> ACTIVITY:
These records must be written out again exactly.

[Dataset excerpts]
· · ·

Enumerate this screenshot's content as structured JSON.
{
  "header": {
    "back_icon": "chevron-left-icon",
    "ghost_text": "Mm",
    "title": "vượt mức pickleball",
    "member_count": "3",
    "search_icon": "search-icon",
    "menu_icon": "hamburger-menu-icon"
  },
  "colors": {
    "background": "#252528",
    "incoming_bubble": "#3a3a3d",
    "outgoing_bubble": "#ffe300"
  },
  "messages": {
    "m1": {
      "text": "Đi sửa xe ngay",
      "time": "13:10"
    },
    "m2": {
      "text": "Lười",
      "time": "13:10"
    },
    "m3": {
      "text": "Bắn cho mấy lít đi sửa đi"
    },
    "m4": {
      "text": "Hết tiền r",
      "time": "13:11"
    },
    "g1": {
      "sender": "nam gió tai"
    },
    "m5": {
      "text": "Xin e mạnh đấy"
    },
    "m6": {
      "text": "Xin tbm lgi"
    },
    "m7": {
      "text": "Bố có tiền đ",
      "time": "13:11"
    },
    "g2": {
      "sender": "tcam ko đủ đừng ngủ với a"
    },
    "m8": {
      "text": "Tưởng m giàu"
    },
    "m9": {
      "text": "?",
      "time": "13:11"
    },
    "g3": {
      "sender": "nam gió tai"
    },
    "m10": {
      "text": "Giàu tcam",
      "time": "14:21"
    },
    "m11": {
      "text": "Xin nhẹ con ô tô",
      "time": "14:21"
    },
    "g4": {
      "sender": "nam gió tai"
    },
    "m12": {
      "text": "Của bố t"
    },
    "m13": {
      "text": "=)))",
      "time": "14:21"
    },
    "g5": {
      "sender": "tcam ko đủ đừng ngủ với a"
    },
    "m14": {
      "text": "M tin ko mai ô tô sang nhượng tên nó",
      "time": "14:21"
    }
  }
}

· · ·

> THE ANSWER:
Enumerate this screenshot's content as structured JSON.
{
  "header": {
    "back_icon": "chevron-left-icon",
    "ghost_text": "Mm",
    "title": "vượt mức pickleball",
    "member_count": "3",
    "search_icon": "search-icon",
    "menu_icon": "hamburger-menu-icon"
  },
  "colors": {
    "background": "#252528",
    "incoming_bubble": "#3a3a3d",
    "outgoing_bubble": "#ffe300"
  },
  "messages": {
    "m1": {
      "text": "Đi sửa xe ngay",
      "time": "13:10"
    },
    "m2": {
      "text": "Lười",
      "time": "13:10"
    },
    "m3": {
      "text": "Bắn cho mấy lít đi sửa đi"
    },
    "m4": {
      "text": "Hết tiền r",
      "time": "13:11"
    },
    "g1": {
      "sender": "nam gió tai"
    },
    "m5": {
      "text": "Xin e mạnh đấy"
    },
    "m6": {
      "text": "Xin tbm lgi"
    },
    "m7": {
      "text": "Bố có tiền đ",
      "time": "13:11"
    },
    "g2": {
      "sender": "tcam ko đủ đừng ngủ với a"
    },
    "m8": {
      "text": "Tưởng m giàu"
    },
    "m9": {
      "text": "?",
      "time": "13:11"
    },
    "g3": {
      "sender": "nam gió tai"
    },
    "m10": {
      "text": "Giàu tcam",
      "time": "14:21"
    },
    "m11": {
      "text": "Xin nhẹ con ô tô",
      "time": "14:21"
    },
    "g4": {
      "sender": "nam gió tai"
    },
    "m12": {
      "text": "Của bố t"
    },
    "m13": {
      "text": "=)))",
      "time": "14:21"
    },
    "g5": {
      "sender": "tcam ko đủ đừng ngủ với a"
    },
    "m14": {
      "text": "M tin ko mai ô tô sang nhượng tên nó",
      "time": "14:21"
    }
  }
}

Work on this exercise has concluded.